### Description of the task
Without including any picture, copy the entries that follow word for word.

START Supplied records

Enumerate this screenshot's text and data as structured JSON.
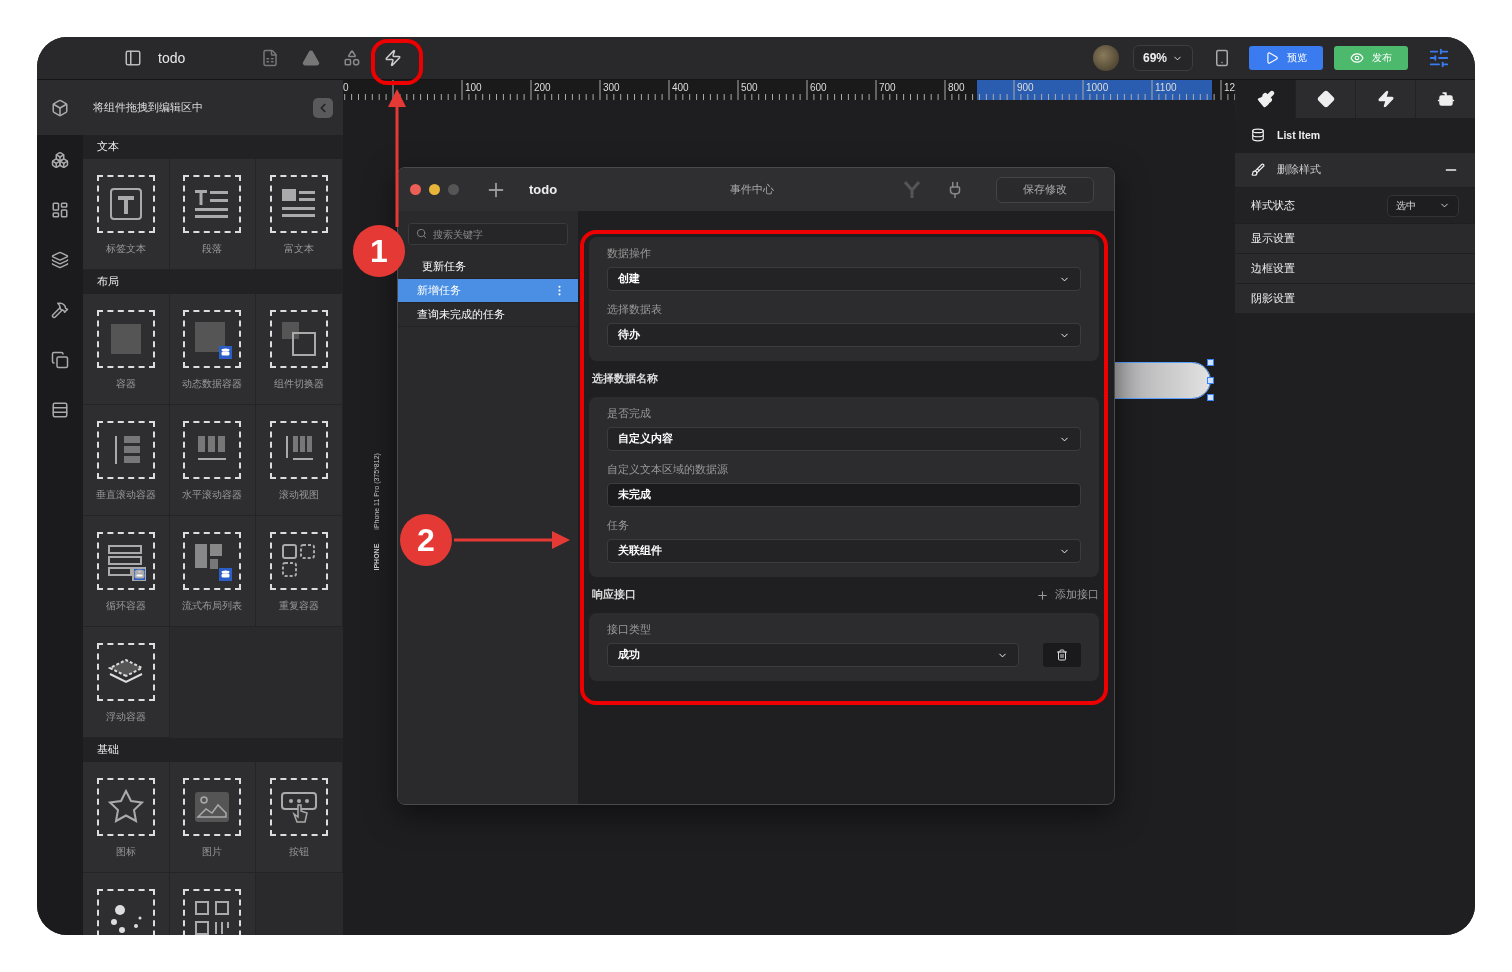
{
  "toolbar": {
    "title": "todo",
    "zoom": "69%",
    "preview_button": "预览",
    "publish_button": "发布"
  },
  "rail": {
    "items": [
      {
        "selected": true
      },
      {
        "selected": false
      },
      {
        "selected": false
      },
      {
        "selected": false
      },
      {
        "selected": false
      },
      {
        "selected": false
      },
      {
        "selected": false
      }
    ]
  },
  "components_panel": {
    "title": "将组件拖拽到编辑区中",
    "sections": [
      {
        "title": "文本",
        "items": [
          {
            "kind": "component",
            "label": "标签文本"
          },
          {
            "kind": "component",
            "label": "段落"
          },
          {
            "kind": "component",
            "label": "富文本"
          }
        ]
      },
      {
        "title": "布局",
        "items": [
          {
            "kind": "component",
            "label": "容器"
          },
          {
            "kind": "component",
            "label": "动态数据容器"
          },
          {
            "kind": "component",
            "label": "组件切换器"
          },
          {
            "kind": "component",
            "label": "垂直滚动容器"
          },
          {
            "kind": "component",
            "label": "水平滚动容器"
          },
          {
            "kind": "component",
            "label": "滚动视图"
          },
          {
            "kind": "component",
            "label": "循环容器"
          },
          {
            "kind": "component",
            "label": "流式布局列表"
          },
          {
            "kind": "component",
            "label": "重复容器"
          },
          {
            "kind": "component",
            "label": "浮动容器"
          }
        ]
      },
      {
        "title": "基础",
        "items": [
          {
            "kind": "component",
            "label": "图标"
          },
          {
            "kind": "component",
            "label": "图片"
          },
          {
            "kind": "component",
            "label": "按钮"
          },
          {
            "kind": "component"
          },
          {
            "kind": "component"
          }
        ]
      }
    ]
  },
  "ruler": {
    "labels": [
      "0",
      "100",
      "200",
      "300",
      "400",
      "500",
      "600",
      "700",
      "800",
      "900",
      "1000",
      "1100",
      "12"
    ]
  },
  "device": {
    "model": "iPhone 11 Pro (375*812)",
    "label": "IPHONE"
  },
  "event_dialog": {
    "title": "todo",
    "heading": "事件中心",
    "save_button": "保存修改",
    "search": {
      "placeholder": "搜索关键字"
    },
    "events": [
      {
        "label": "更新任务",
        "selected": false
      },
      {
        "label": "新增任务",
        "selected": true
      },
      {
        "label": "查询未完成的任务",
        "selected": false
      }
    ],
    "groups": [
      {
        "fields": [
          {
            "label": "数据操作",
            "kind": "select",
            "value": "创建"
          },
          {
            "label": "选择数据表",
            "kind": "select",
            "value": "待办"
          }
        ]
      },
      {
        "title": "选择数据名称",
        "fields": [
          {
            "label": "是否完成",
            "kind": "select",
            "value": "自定义内容"
          },
          {
            "label": "自定义文本区域的数据源",
            "kind": "input",
            "value": "未完成"
          },
          {
            "label": "任务",
            "kind": "select",
            "value": "关联组件"
          }
        ]
      },
      {
        "title": "响应接口",
        "action": "添加接口",
        "fields": [
          {
            "label": "接口类型",
            "kind": "select",
            "value": "成功",
            "deletable": true
          }
        ]
      }
    ]
  },
  "inspector": {
    "tabs": [
      {
        "selected": true
      },
      {
        "selected": false
      },
      {
        "selected": false
      },
      {
        "selected": false
      }
    ],
    "component": "List Item",
    "style_header": "删除样式",
    "state_label": "样式状态",
    "state_value": "选中",
    "sections": [
      "显示设置",
      "边框设置",
      "阴影设置"
    ]
  },
  "annotations": [
    {
      "label": "1"
    },
    {
      "label": "2"
    }
  ]
}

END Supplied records

### Written solution
Enumerate this screenshot's text and data as structured JSON.
{
  "toolbar": {
    "title": "todo",
    "zoom": "69%",
    "preview_button": "预览",
    "publish_button": "发布"
  },
  "rail": {
    "items": [
      {
        "selected": true
      },
      {
        "selected": false
      },
      {
        "selected": false
      },
      {
        "selected": false
      },
      {
        "selected": false
      },
      {
        "selected": false
      },
      {
        "selected": false
      }
    ]
  },
  "components_panel": {
    "title": "将组件拖拽到编辑区中",
    "sections": [
      {
        "title": "文本",
        "items": [
          {
            "kind": "component",
            "label": "标签文本"
          },
          {
            "kind": "component",
            "label": "段落"
          },
          {
            "kind": "component",
            "label": "富文本"
          }
        ]
      },
      {
        "title": "布局",
        "items": [
          {
            "kind": "component",
            "label": "容器"
          },
          {
            "kind": "component",
            "label": "动态数据容器"
          },
          {
            "kind": "component",
            "label": "组件切换器"
          },
          {
            "kind": "component",
            "label": "垂直滚动容器"
          },
          {
            "kind": "component",
            "label": "水平滚动容器"
          },
          {
            "kind": "component",
            "label": "滚动视图"
          },
          {
            "kind": "component",
            "label": "循环容器"
          },
          {
            "kind": "component",
            "label": "流式布局列表"
          },
          {
            "kind": "component",
            "label": "重复容器"
          },
          {
            "kind": "component",
            "label": "浮动容器"
          }
        ]
      },
      {
        "title": "基础",
        "items": [
          {
            "kind": "component",
            "label": "图标"
          },
          {
            "kind": "component",
            "label": "图片"
          },
          {
            "kind": "component",
            "label": "按钮"
          },
          {
            "kind": "component"
          },
          {
            "kind": "component"
          }
        ]
      }
    ]
  },
  "ruler": {
    "labels": [
      "0",
      "100",
      "200",
      "300",
      "400",
      "500",
      "600",
      "700",
      "800",
      "900",
      "1000",
      "1100",
      "12"
    ]
  },
  "device": {
    "model": "iPhone 11 Pro (375*812)",
    "label": "IPHONE"
  },
  "event_dialog": {
    "title": "todo",
    "heading": "事件中心",
    "save_button": "保存修改",
    "search": {
      "placeholder": "搜索关键字"
    },
    "events": [
      {
        "label": "更新任务",
        "selected": false
      },
      {
        "label": "新增任务",
        "selected": true
      },
      {
        "label": "查询未完成的任务",
        "selected": false
      }
    ],
    "groups": [
      {
        "fields": [
          {
            "label": "数据操作",
            "kind": "select",
            "value": "创建"
          },
          {
            "label": "选择数据表",
            "kind": "select",
            "value": "待办"
          }
        ]
      },
      {
        "title": "选择数据名称",
        "fields": [
          {
            "label": "是否完成",
            "kind": "select",
            "value": "自定义内容"
          },
          {
            "label": "自定义文本区域的数据源",
            "kind": "input",
            "value": "未完成"
          },
          {
            "label": "任务",
            "kind": "select",
            "value": "关联组件"
          }
        ]
      },
      {
        "title": "响应接口",
        "action": "添加接口",
        "fields": [
          {
            "label": "接口类型",
            "kind": "select",
            "value": "成功",
            "deletable": true
          }
        ]
      }
    ]
  },
  "inspector": {
    "tabs": [
      {
        "selected": true
      },
      {
        "selected": false
      },
      {
        "selected": false
      },
      {
        "selected": false
      }
    ],
    "component": "List Item",
    "style_header": "删除样式",
    "state_label": "样式状态",
    "state_value": "选中",
    "sections": [
      "显示设置",
      "边框设置",
      "阴影设置"
    ]
  },
  "annotations": [
    {
      "label": "1"
    },
    {
      "label": "2"
    }
  ]
}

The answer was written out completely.